**What the task asks**
Look for the word "Редакция" in the entries and copy every line where it shows up.
Start of Data for review
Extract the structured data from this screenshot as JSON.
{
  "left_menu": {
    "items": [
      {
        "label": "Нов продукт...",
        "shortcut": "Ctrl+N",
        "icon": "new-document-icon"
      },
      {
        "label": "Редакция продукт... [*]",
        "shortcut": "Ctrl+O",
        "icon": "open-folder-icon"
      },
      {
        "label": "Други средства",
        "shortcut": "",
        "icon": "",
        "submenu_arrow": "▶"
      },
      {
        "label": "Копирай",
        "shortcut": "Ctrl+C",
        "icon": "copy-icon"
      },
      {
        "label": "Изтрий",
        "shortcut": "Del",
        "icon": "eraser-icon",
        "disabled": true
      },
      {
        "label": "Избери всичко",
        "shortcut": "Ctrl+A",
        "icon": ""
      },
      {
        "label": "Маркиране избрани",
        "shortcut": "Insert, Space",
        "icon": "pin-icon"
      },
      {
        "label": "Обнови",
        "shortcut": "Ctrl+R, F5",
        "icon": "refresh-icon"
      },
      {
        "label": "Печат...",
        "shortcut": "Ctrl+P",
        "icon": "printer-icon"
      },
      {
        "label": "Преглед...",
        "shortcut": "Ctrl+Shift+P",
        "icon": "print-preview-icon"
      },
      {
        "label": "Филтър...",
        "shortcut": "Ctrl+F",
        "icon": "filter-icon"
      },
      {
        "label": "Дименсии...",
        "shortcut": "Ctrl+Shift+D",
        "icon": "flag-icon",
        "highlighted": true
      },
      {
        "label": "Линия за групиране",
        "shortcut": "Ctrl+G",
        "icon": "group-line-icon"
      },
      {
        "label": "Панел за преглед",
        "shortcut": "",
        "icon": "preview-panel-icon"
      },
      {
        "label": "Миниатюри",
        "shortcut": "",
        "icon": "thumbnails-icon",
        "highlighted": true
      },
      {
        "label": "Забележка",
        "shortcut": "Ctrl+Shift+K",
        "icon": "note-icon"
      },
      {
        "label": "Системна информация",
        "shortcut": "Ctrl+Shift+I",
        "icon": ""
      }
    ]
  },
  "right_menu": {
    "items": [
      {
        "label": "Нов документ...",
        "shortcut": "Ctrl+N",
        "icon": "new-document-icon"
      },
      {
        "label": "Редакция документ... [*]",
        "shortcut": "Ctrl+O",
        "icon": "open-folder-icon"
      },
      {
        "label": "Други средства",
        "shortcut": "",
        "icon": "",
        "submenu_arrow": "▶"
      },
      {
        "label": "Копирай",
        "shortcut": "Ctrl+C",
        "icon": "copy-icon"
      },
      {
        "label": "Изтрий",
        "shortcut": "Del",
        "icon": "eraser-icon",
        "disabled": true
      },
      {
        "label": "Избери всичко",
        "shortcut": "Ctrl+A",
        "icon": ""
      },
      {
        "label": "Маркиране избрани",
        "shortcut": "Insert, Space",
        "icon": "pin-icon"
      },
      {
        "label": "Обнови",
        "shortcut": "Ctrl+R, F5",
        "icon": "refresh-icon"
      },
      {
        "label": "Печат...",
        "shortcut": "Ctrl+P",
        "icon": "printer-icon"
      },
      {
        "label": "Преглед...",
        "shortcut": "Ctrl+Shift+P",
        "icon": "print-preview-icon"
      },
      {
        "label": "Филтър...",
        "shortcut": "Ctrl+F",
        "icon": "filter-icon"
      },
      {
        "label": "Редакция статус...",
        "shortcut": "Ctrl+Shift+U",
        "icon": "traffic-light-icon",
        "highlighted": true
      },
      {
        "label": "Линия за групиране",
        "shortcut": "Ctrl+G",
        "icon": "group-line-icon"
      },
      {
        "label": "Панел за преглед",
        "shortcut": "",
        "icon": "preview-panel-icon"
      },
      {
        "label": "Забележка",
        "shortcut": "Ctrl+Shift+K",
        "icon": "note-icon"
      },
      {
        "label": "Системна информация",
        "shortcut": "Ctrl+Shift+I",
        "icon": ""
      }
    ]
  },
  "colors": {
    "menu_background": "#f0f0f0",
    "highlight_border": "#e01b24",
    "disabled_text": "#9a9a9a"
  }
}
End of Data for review
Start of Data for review
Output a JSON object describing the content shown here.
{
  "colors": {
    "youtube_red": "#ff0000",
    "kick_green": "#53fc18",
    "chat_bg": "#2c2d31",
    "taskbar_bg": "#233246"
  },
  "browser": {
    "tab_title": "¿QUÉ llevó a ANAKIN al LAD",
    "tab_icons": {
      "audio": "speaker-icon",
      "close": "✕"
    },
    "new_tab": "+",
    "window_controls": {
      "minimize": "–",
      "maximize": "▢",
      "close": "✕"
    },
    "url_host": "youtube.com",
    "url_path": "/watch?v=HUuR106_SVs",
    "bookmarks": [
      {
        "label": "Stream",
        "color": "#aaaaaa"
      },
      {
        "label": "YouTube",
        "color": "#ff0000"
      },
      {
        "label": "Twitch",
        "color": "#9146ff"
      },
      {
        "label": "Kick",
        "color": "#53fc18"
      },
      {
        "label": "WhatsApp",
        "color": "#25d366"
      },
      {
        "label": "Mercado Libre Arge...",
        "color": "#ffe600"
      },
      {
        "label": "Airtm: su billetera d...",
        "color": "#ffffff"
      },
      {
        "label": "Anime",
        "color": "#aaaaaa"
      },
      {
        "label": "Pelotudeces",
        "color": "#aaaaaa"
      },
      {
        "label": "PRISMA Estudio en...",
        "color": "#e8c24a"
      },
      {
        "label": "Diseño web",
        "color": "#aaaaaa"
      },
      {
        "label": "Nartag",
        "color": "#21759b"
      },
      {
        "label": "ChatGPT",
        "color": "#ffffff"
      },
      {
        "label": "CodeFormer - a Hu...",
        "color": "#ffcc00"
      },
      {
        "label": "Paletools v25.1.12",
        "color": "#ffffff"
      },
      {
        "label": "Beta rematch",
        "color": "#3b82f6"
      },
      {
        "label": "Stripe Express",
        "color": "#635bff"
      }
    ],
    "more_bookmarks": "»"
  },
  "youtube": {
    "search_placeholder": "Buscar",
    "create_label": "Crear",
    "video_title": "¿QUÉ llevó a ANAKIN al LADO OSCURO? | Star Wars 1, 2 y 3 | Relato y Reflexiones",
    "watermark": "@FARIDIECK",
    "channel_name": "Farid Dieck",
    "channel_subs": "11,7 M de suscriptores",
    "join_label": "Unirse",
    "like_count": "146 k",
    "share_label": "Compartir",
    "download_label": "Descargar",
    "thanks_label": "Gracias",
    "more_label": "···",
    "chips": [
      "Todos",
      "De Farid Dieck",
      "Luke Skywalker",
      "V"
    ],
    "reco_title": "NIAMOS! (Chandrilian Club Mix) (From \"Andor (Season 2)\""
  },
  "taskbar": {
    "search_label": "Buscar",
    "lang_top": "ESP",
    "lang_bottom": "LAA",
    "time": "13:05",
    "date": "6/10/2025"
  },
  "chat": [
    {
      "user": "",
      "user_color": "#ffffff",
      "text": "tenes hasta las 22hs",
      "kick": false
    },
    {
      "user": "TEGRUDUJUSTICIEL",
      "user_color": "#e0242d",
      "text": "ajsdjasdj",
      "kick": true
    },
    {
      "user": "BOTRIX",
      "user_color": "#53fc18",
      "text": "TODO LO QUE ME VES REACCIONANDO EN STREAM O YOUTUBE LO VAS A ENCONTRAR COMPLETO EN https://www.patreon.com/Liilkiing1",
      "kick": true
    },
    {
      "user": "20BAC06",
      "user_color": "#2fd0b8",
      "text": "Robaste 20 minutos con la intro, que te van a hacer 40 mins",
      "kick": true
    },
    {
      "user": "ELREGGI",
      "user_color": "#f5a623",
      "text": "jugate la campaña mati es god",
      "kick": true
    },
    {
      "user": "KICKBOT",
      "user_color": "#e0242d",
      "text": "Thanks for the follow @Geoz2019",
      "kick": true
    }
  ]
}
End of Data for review
**Exercise result**
        "label": "Редакция продукт... [*]",
        "label": "Редакция документ... [*]",
        "label": "Редакция статус...",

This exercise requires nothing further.